Spring by Karol Nielsen27 Mar 2018, Posted by Poetry in
Art: Fish in Open Currents by Tobias Oggenfuss
Spring is a tomboy all done up,
an amazon and a unicorn intertwined,
the reward after winter’s test,
a fragile beauty in the end.
About the author:

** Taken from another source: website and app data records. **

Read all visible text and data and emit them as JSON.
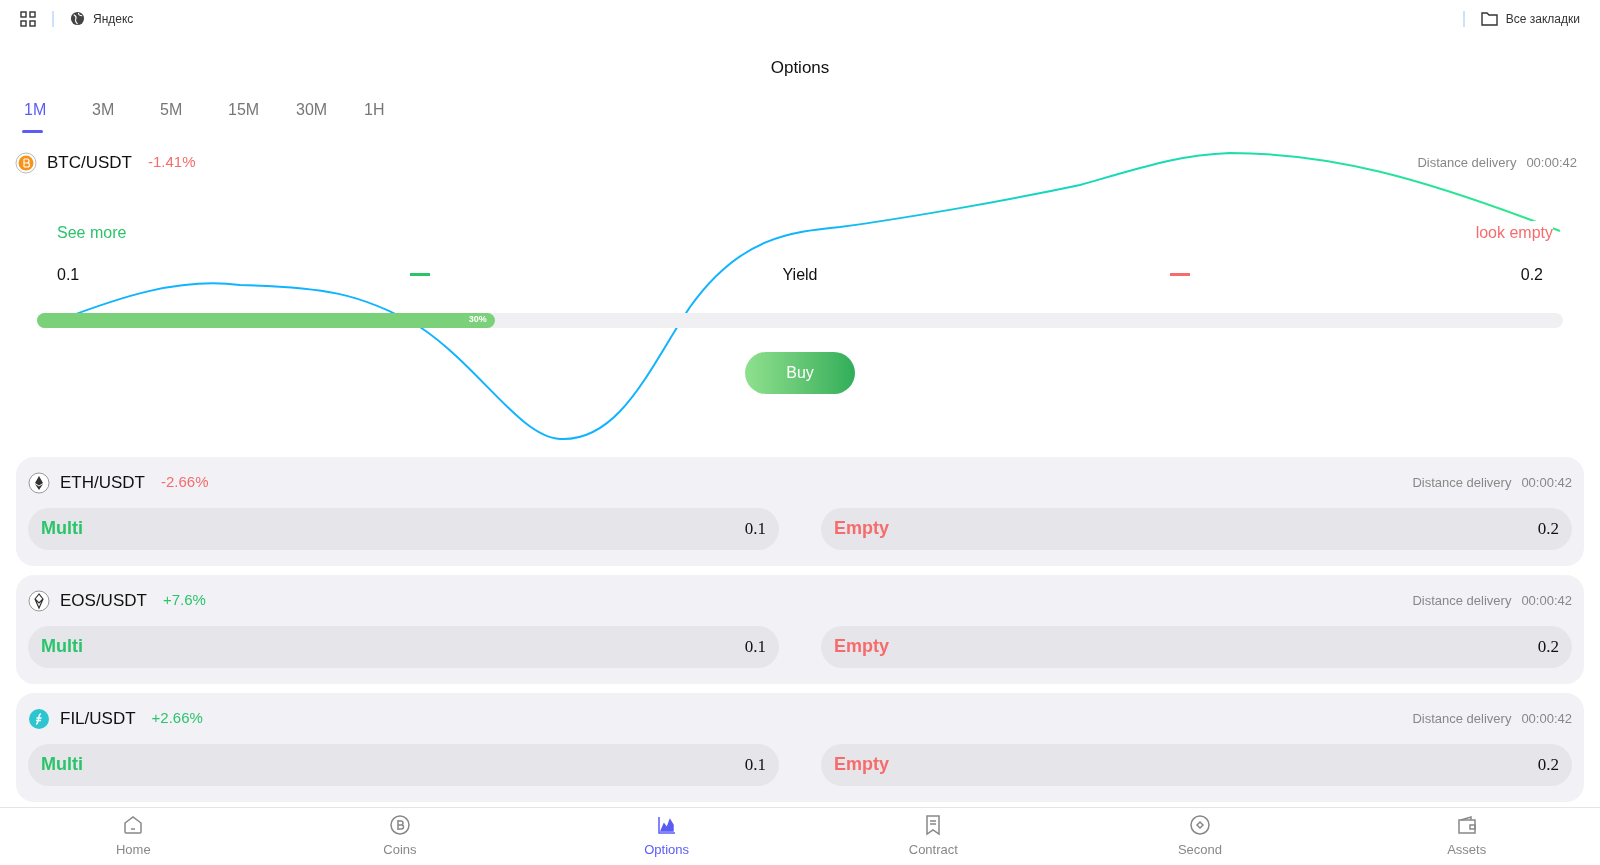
{
  "browser_bar": {
    "bookmark": "Яндекс",
    "all_bookmarks": "Все закладки"
  },
  "title": "Options",
  "tabs": [
    {
      "label": "1M",
      "selected": true
    },
    {
      "label": "3M",
      "selected": false
    },
    {
      "label": "5M",
      "selected": false
    },
    {
      "label": "15M",
      "selected": false
    },
    {
      "label": "30M",
      "selected": false
    },
    {
      "label": "1H",
      "selected": false
    }
  ],
  "featured": {
    "pair": "BTC/USDT",
    "change": "-1.41%",
    "color": "#f56c6c",
    "delivery_label": "Distance delivery",
    "delivery_time": "00:00:42",
    "see_more": "See more",
    "look_empty": "look empty",
    "left_value": "0.1",
    "yield_label": "Yield",
    "right_value": "0.2",
    "progress": {
      "level": 0.3,
      "label": "30%"
    },
    "buy": "Buy"
  },
  "markets": [
    {
      "pair": "ETH/USDT",
      "change": "-2.66%",
      "color": "#f56c6c",
      "delivery_label": "Distance delivery",
      "delivery_time": "00:00:42",
      "multi_label": "Multi",
      "multi_value": "0.1",
      "empty_label": "Empty",
      "empty_value": "0.2"
    },
    {
      "pair": "EOS/USDT",
      "change": "+7.6%",
      "color": "#2bc46b",
      "delivery_label": "Distance delivery",
      "delivery_time": "00:00:42",
      "multi_label": "Multi",
      "multi_value": "0.1",
      "empty_label": "Empty",
      "empty_value": "0.2"
    },
    {
      "pair": "FIL/USDT",
      "change": "+2.66%",
      "color": "#2bc46b",
      "delivery_label": "Distance delivery",
      "delivery_time": "00:00:42",
      "multi_label": "Multi",
      "multi_value": "0.1",
      "empty_label": "Empty",
      "empty_value": "0.2"
    }
  ],
  "nav": [
    {
      "label": "Home",
      "selected": false
    },
    {
      "label": "Coins",
      "selected": false
    },
    {
      "label": "Options",
      "selected": true
    },
    {
      "label": "Contract",
      "selected": false
    },
    {
      "label": "Second",
      "selected": false
    },
    {
      "label": "Assets",
      "selected": false
    }
  ]
}
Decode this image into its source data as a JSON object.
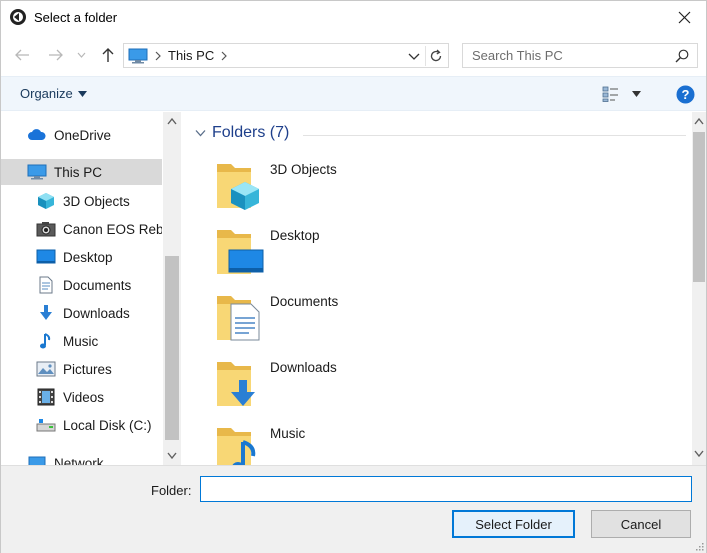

Karol Nielsen is author of the memoir, Black Elephants (Bison Books, 2011), and the poetry chapbook, This Woman I Thought I’d Be (Finishing Line Press, 2012). My memoir was selected as a New and Noteworthy Book by Poets and Writers in 2011 and shortlisted for the William Saroyan International Prize for Writing in nonfiction in 2012. Excerpts were honored as notable essays in The Best American Essays in 2005 and 2010. My poetry collection was a finalist for the Colorado Prize for Poetry in 2007. My work has appeared in the anthology, The Moment: Wild, Poignant, Life-changing Stories from 125 Artists and Writers Famous and Obscure (Harper Perennial, 2012) and many publications, including Epiphany, Guernica, Lumina, North Dakota Quarterly, Old Red Kimono, Permafrost, RiverSedge, Smith, Used Furniture Review, Women’s Voices for Change, and Woodstock Poetry Society. As a journalist, I contributed to Thomson Reuters and Jane’s magazines as a staff writer and editor, New York Newsday and the Stamford Advocate’s op-ed page as a freelance writer, the New York Times as a stringer, and others. I have served as senior editor of Epiphany, an award-winning literary magazine. I am a freelance writer and editor who has taught memoir writing at New York Writers Workshop and New York University. I can be reached at email@example.com.
Art: Fish in Open Currents by Tobias Oggenfuss, @dto.oggenfuss
In the artist’s words:
Tobias Oggenfuss is an artist in movement, metaphorically as well as physically, as he explores the kinetics of the world around himself. In effect, Oggenfuss is an integral part of the overall perpetual motion of atoms and electrons, the not so linear photons that reveal our world and universe.
His images seemingly capture Earth’s rotation and that of the cosmos in a surrealist fashion, the deconstruction of our perceived environment and the challenging of our visual perception.
Oggenfuss challenges the banal, thrusts the viewer into a warped reality that actually exists within our experiential comprehension and experiences; he questions and exposes our limitations: he reveals the known. But with the added questioning of the existing kinetics of known and non-charged particles, Oggenfuss simply creates reality-based representations of the ever-present surrealism that escapes us due to cultural experiences and precepts.